127 U.S. 518 (1888)

Annotate this Case

U.S. Supreme Court

Stuart v. Gay, 127 U.S. 518 (1888)

Stuart v. Gay

No. 255

Submitted April 26, 1888

Decided May 14, 1888

127 U.S. 518

APPEAL FROM THE DISTRICT COURT OF THE UNITED

STATES FOR THE DISTRICT OF WEST VIRGINIA

Syllabus

When a decree of foreclosure and sale of mortgaged property grants to the purchaser a credit for part of the purchase money, reserving a lien upon the property to enforce its payment, the court may, if the purchaser make default, and no rights of innocent third parties have intervened, order a resale of the property upon a rule to the purchaser to show cause why it should not be done.

The decree of foreclosure in this case conferred upon the purchaser at the foreclosure sale no such right of acquiring the securities of the lower classes to be paid from the fund realized from the sale as would authorize him, as such purchaser, to dispute, in a proceeding in the original suit for foreclosure to compel payment of the amount remaining due of the purchase money, the computations by the master, confirmed by the decree of the court, of the amounts which the creditors of the higher classes were to receive from the fund.

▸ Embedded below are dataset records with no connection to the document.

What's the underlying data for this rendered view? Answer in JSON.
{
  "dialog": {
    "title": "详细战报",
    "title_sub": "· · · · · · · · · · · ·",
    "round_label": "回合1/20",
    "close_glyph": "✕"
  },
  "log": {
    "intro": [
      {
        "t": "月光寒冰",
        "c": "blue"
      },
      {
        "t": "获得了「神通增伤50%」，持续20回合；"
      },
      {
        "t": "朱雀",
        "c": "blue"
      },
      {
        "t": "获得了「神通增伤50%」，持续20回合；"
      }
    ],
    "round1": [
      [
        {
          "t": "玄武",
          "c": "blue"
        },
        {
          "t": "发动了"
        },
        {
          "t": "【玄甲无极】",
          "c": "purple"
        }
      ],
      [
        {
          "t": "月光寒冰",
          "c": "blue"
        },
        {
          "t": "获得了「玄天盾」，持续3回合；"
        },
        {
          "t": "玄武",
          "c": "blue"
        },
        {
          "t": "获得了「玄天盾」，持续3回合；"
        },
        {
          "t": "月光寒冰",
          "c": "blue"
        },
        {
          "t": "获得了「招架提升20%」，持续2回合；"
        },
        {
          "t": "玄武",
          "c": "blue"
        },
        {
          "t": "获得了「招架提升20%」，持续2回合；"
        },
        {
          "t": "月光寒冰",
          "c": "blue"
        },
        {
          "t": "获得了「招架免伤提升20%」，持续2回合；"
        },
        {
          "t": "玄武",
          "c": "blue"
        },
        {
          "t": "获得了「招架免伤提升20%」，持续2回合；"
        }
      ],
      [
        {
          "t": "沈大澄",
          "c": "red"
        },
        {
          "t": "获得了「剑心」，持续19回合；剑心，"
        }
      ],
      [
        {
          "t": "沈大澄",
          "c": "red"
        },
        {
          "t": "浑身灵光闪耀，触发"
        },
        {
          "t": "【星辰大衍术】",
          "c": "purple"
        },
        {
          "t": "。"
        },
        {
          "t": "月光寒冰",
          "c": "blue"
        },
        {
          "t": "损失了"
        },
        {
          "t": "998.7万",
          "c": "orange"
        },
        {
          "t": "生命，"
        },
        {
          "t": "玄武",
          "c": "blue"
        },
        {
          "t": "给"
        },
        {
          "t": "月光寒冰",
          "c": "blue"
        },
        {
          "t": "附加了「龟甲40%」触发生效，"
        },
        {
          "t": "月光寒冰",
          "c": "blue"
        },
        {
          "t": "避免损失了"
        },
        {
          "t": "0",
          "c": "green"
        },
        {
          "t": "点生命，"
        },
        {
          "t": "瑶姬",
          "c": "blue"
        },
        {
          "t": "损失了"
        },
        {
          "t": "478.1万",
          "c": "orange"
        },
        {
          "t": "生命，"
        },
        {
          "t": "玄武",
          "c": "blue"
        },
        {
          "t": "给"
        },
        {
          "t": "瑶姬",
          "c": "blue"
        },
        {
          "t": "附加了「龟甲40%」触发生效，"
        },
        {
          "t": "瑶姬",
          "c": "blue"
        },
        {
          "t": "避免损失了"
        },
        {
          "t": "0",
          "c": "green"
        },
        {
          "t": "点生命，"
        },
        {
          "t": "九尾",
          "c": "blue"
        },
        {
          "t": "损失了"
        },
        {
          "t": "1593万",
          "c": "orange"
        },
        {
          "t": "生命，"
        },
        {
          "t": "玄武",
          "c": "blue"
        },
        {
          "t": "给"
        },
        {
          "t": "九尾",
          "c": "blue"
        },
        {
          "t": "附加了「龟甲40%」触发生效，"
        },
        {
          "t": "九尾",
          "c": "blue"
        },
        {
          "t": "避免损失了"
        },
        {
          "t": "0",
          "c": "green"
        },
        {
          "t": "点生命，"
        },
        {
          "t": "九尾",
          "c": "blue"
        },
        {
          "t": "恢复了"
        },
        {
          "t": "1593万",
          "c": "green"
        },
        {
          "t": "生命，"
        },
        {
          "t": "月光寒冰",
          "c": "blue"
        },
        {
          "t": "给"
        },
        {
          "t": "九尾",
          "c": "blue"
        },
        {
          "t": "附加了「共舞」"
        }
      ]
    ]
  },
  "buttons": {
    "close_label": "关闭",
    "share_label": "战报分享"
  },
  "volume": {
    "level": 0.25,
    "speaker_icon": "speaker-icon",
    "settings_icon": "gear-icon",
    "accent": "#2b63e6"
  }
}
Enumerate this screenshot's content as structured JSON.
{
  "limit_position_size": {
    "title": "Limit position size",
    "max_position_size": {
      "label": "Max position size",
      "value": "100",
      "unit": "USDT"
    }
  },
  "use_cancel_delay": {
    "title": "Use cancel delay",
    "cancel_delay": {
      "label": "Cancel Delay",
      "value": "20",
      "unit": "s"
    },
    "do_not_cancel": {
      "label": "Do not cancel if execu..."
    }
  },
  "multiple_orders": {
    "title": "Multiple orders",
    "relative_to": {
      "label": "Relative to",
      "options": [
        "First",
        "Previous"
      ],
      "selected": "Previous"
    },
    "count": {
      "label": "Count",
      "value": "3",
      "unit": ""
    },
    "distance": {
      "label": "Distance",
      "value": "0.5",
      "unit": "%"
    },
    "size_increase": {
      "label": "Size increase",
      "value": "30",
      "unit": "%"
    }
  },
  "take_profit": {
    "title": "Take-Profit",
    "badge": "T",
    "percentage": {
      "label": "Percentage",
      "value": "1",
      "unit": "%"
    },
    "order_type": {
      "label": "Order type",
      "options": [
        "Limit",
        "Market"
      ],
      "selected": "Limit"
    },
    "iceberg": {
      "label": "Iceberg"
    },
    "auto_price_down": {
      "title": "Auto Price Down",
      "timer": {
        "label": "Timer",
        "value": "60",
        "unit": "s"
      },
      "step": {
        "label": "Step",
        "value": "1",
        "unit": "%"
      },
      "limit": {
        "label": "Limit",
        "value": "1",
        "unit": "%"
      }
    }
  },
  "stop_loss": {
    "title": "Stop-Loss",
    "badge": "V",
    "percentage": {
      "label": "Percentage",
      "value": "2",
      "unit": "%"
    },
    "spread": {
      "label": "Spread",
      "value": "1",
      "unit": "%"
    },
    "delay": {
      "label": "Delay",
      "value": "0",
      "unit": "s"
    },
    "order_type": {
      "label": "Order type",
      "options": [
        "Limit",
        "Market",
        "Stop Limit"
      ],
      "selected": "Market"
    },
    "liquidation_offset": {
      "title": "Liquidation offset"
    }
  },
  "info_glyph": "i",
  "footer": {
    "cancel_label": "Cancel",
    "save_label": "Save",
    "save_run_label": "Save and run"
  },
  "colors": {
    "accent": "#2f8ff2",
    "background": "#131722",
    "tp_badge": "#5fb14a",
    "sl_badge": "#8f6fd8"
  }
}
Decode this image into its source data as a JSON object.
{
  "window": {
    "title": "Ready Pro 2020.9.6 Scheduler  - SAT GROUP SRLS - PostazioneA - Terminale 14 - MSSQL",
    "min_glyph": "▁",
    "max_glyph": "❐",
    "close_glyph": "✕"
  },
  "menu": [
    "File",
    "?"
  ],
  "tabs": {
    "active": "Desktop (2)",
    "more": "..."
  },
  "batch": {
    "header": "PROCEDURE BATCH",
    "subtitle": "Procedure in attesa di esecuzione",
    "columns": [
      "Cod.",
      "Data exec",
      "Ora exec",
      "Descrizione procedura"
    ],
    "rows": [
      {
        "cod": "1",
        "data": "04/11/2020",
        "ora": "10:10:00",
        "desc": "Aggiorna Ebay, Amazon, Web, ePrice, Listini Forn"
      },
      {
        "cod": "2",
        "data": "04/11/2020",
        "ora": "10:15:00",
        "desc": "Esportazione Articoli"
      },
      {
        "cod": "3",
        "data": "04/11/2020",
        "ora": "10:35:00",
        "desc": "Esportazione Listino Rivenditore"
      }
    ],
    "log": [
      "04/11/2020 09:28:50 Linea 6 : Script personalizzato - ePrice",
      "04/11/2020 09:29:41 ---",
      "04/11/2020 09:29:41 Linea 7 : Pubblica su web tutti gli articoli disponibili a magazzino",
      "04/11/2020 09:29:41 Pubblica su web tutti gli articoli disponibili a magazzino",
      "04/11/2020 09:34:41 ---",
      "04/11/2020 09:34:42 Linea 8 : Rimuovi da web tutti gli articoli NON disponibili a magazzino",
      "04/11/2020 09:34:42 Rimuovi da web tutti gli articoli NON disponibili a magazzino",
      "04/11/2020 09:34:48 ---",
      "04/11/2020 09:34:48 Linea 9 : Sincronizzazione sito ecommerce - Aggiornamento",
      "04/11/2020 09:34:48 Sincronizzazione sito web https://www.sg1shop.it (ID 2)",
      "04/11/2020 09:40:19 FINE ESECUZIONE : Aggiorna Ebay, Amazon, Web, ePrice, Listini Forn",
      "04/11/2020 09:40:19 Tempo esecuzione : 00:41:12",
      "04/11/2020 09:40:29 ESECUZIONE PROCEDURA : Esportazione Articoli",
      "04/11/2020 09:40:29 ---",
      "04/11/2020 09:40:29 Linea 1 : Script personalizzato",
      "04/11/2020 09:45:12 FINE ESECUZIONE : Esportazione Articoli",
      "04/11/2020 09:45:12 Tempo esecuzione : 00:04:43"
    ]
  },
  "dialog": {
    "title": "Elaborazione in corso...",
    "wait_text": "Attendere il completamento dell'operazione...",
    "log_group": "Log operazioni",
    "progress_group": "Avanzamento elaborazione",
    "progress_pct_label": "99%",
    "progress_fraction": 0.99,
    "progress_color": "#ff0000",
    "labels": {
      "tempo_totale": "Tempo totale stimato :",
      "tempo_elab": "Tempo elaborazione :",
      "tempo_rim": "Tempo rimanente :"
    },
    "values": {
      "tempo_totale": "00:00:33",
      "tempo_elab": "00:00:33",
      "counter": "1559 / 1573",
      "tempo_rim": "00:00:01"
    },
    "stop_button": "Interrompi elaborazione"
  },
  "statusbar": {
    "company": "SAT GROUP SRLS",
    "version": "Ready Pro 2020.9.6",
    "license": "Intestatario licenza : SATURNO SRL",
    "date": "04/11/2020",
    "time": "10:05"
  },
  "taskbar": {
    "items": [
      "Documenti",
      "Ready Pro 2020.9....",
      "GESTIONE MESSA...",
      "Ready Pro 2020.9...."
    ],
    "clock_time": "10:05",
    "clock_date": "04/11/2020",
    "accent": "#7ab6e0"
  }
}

Official Supreme Court caselaw is only found in the print version of the United States Reports. Justia caselaw is provided for general informational purposes only, and may not reflect current legal developments, verdicts or settlements. We make no warranties or guarantees about the accuracy, completeness, or adequacy of the information contained on this site or information linked to from this site. Please check official sources.